He said, in this situation, as often before, he recalled a saying by A.G. Sertillanges, OP from “The Intellectual Life,” ‘You find your way by taking it.’

“That became my point of departure,” Hutton said. “I decided that a set of oil pastels, a beautiful array of 120 colors at my fingertips, would simplify the process.  Plus, some of the colors were very unusual and seemed to urge upon me the desire to create totally new harmonies (and dissonances).”

He said, with practice, he “found many ways that oil pastels bridged the gap between drawing and painting,” something he said is most evident when the work is seen in person.

In addition to the Gospel series, publicly exhibited for the first time, other spiritual works from Hutton’s career are on display at the gallery, while upstairs is a series of impasto oil paintings that he describes as a sequel to his “Chronicles of Humanity” series of drawings which has been exhibited at the gallery in the past.

Done with knives and blades, the thick, textured painting are impulsive and were created quickly.

“There is a lot of improvisation,” Hutton said. “You just start out painting, and let them grow.”

Prints and postcards of Robert Hutton’s work available in the Hutton Wayfarer Gallery. (The Ironton Tribune | Heath Harrison)

Hutton describes them as “like a diary and a visual journal.” Other than one, which was shown in Columbus, the works, painted in the mid-2000s, have never been exhibited.

The Hutton Wayfarer Gallery is at 52 Private Dr. 250, off County Road 144, about five minutes from the Solida Road roundabout.
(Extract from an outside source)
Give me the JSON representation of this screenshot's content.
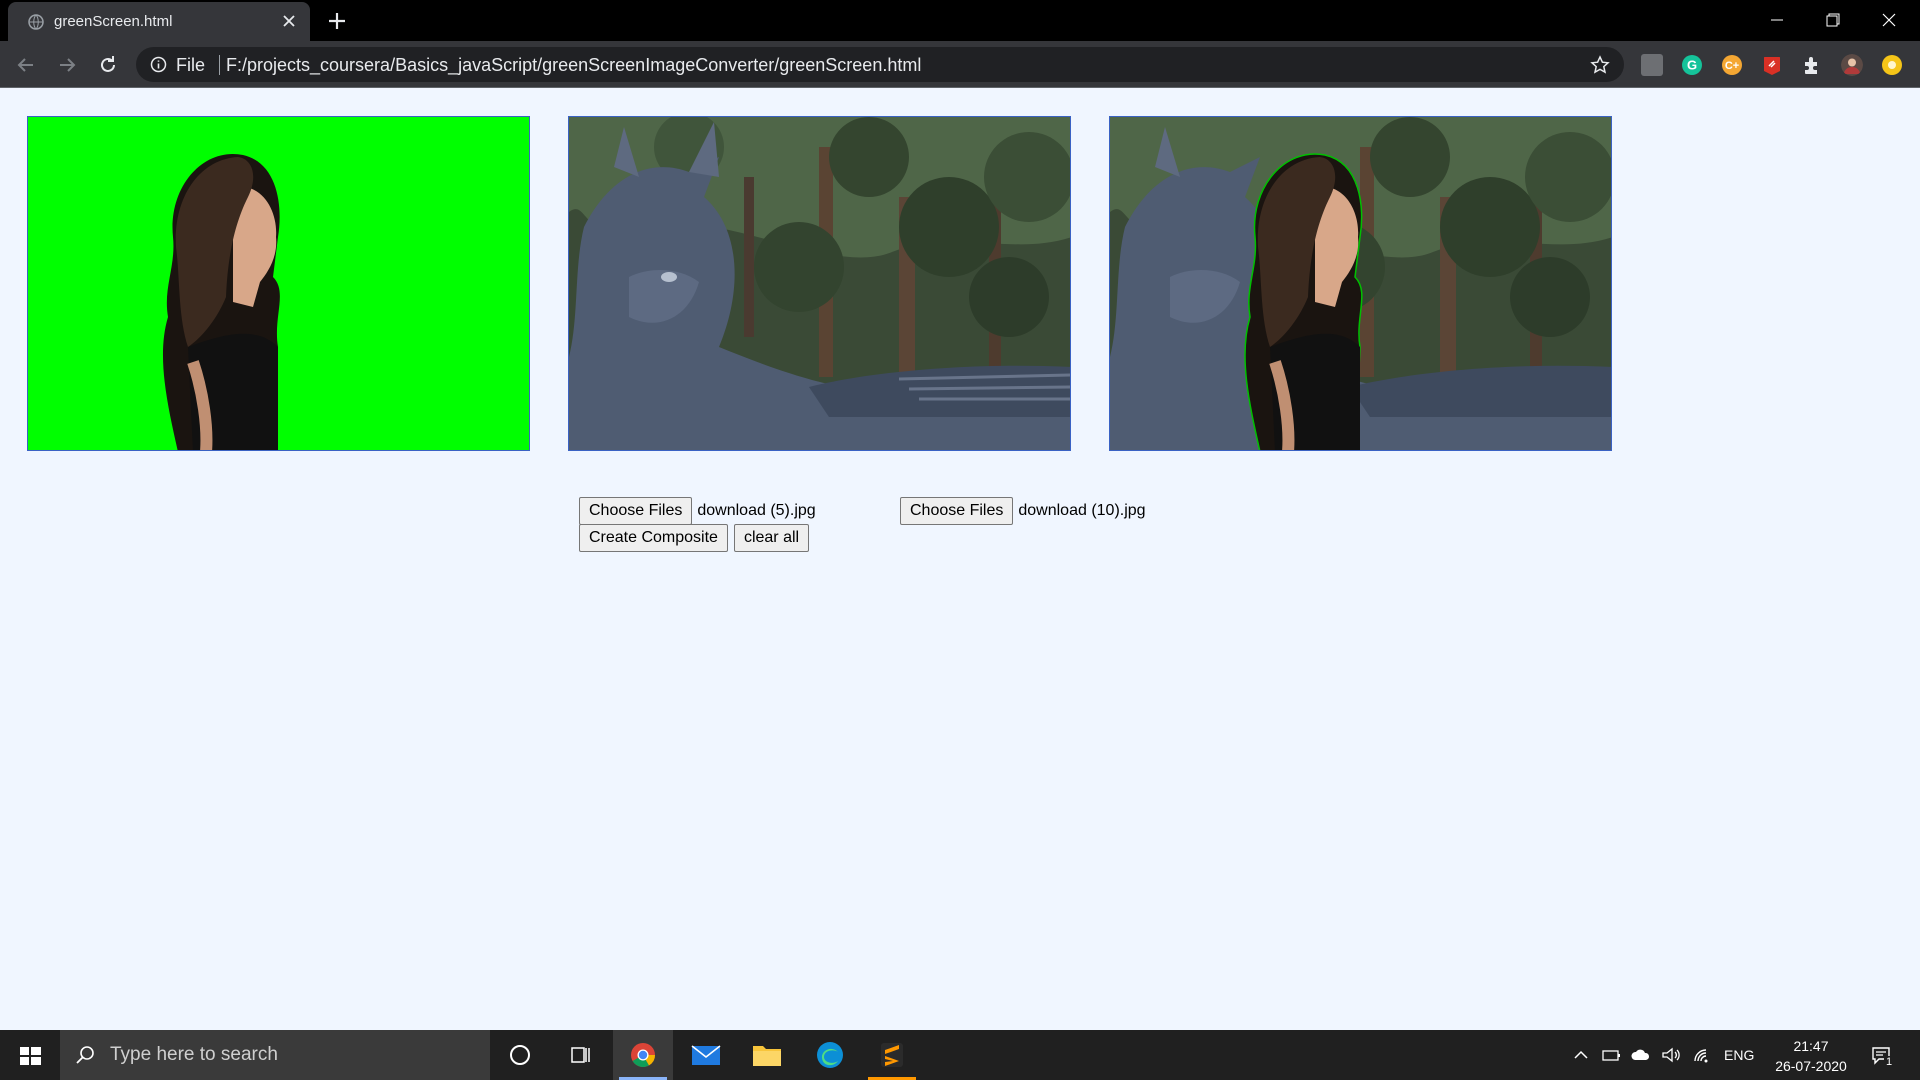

Following this exhibit, the Huttons are planning additional events, including a return of guest artists. More information can be found by contacting Robin at

When reflecting on the Gospel series he painted over the past two years, Hutton cites the conclusion of “The Natural Way to Draw,” by artist and teacher Kimon Nicholaides. The text, a major influence on Hutton, was the only book he assigned to students in his drawing courses at Marshall.

“[He] made a statement that I have consistently found compelling, ‘There is always a bigger truth undiscovered – unsaid – uncharted until you meet it,’” Hutton said. “I’m not sure if this creative experience has revealed a ‘bigger truth’, but it was a joyful experience that helped me through a difficult time.”